That attitude still demands to modify, Wachter explained. Each and every healthcare facility should have an arm dedicated to digital overall health (UCSF Wellbeing launched its have electronic wellbeing innovation center in 2013). People groups of in-healthcare facility facts professionals, as nicely as medical doctors, should really be doing the job with companies to change wellness treatment.

“All of this stuff that’s occurring out there in the VC earth, in the startup entire world, and at Google, and all of that is superb. But you are gonna have to interact with us. And aspect of that is on you. Section of that is on us. We have to reorganize ourselves in purchase to be revolutionary in the electronic globe,” he explained.

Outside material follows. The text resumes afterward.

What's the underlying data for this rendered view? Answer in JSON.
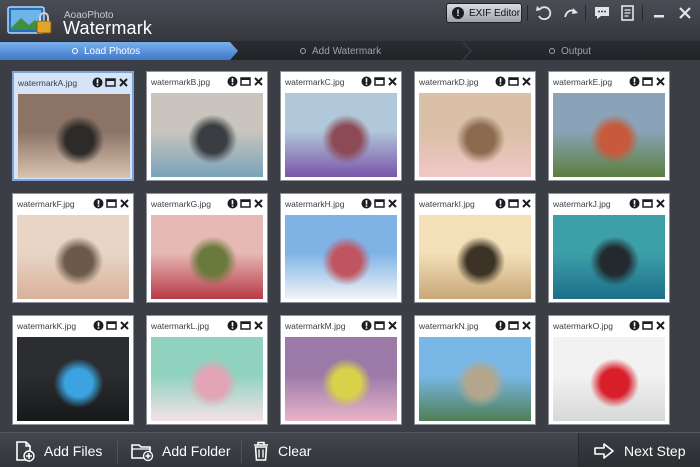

How can we overcome clinical mistrust? ‘Brown skin and a white coat does not always equal trust’

Correct now, we have a major chance to use technologies to strengthen people’s wellness. But it won’t amount to considerably if the well being care marketplace does not take the time to rebuild affected individual rely on, said Vindell Washington, CEO of Onduo and chief clinical officer at Verily Wellness System.

Mistrust is distribute throughout patient populations, but it is specifically acute in Black communities — in aspect the final result of situations that took area a long time ago. Guys had been nevertheless getting enrolled in government-operate analyze Tuskegee syphilis examine when Washington was in elementary school. The struggle over Henrietta Lacks’ cell line continues today.

Rebuilding that shed faith in the overall health care system is not straightforward. “If you glimpse at the decades it took to build this mistrust, just since I had a good encounter and I delivered culturally skilled treatment previous Thursday, does not imply that when I exhibit up at the clinic upcoming 7 days, all those people believe in areas have been diminished,” Washington said. “Brown skin and a white coat does not always equal trust, possibly.”

What overall health treatment professionals need to do is be affected person and get incremental techniques, Washington reported: be clear about what you are executing, the errors that have been created, and how you are trying to do better.

The U.S. demands to study from the U.K.’s anonymized wellbeing data courses

If Insitro founder and CEO Daphne Koller experienced a would like, it would be that sufferers in the U.S. with wellbeing challenges and a willingness to share their overall health information experienced an opportunity to opt in to share that info so it can enable generate new solutions.

That is already happening in the United Kingdom. Involving the U.K.’s Biobank, the Our Long term Wellbeing application, and other info repositories, scientists there will get obtain to harmonized and anonymized data from millions of persons, Koller stated.

So much, makes an attempt to replicate all those knowledge collection initiatives in the U.S. have resulted in shut swimming pools of facts readily available to relatively tiny groups of researchers and experts. “Data is sloshing around in tiny minimal siloes that no one particular actually has access to for the purpose of driving investigation or innovation,” Koller stated.

AI and machine discovering resources like the ones Insitro is creating depend on substantial-high-quality, various knowledge. But convincing persons to hand about their info, and that it is secure, is an issue that could stymie algorithms.

“This is a definitely critical position wherever believe in is both of those a favourable or destructive suggestions loop, since I believe the challenge of having a machine understanding [system] that seriously is genuinely consultant of the population is actually to guarantee that the datasets are representative of the population, and if selected subsets of the inhabitants are not adequately trusting to build info repositories that capture their exceptional healthcare situation, then you are likely to have AI that is biased in the direction of specified subsets and will hardly ever be consultant,” Koller said. “And so I imagine this is a position in which one has to develop belief in buy to create artifacts that are presently trusted.”